My favorite example of long/short is the AGF U.S. Market Neutral Anti-Beta ETF (BTAL). It essentially goes long a portfolio of low volatility stocks and shorts high beta stocks. It’s effectively designed to generate positive returns whenever low vol outperforms high beta, something that usually occurs when markets are more risk-off. Outside of just the ability to post gains in down markets, it’s also proven to be a very effective risk hedge over time. Despite its 50/50 long/short split, it’s demonstrated an ability to generate superior risk-adjusted returns when paired with the S&P 500 in modest allocations.
If you’re unsure of when or even if you want to rotate in and out of asset classes, how about a strategy that just dials down the risk in all situations?

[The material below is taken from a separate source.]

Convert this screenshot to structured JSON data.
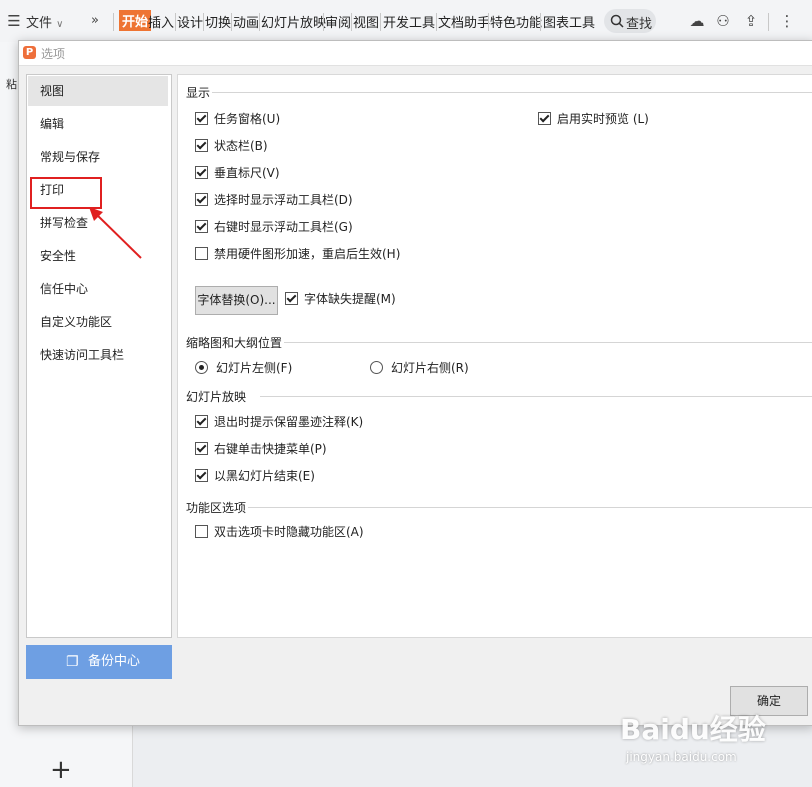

Target risk strategies probably go hand-in-hand with the term “asset allocation”. Instead of going all in on stocks, these funds usually invest in a pre-determined mix of stocks and bonds. Some will even add in auxiliary asset classes, such as real estate or commodities. Target risk funds are usually what you find in 401(k) or college savings plans.
If you’re worried about risk management, something like the iShares Core Conservative Allocation ETF (AOK) might be a consideration.
Risk management in your portfolio shouldn’t be just about “getting in” or “getting out” of the market. The growth of the ETF marketplace has provided investors with a lot of different ways to manage their portfolio. Risk hedging is perhaps one of the best innovations that has become available to retail investors via ETFs.
Each of these strategies can give you ways to either protect your portfolio from downside risk, rotate in and out of risk assets based on market conditions or just provide a more defensive option for investing. These are great ways to keep your focus on long-term goals and avoid the pitfalls of error-prone market timing!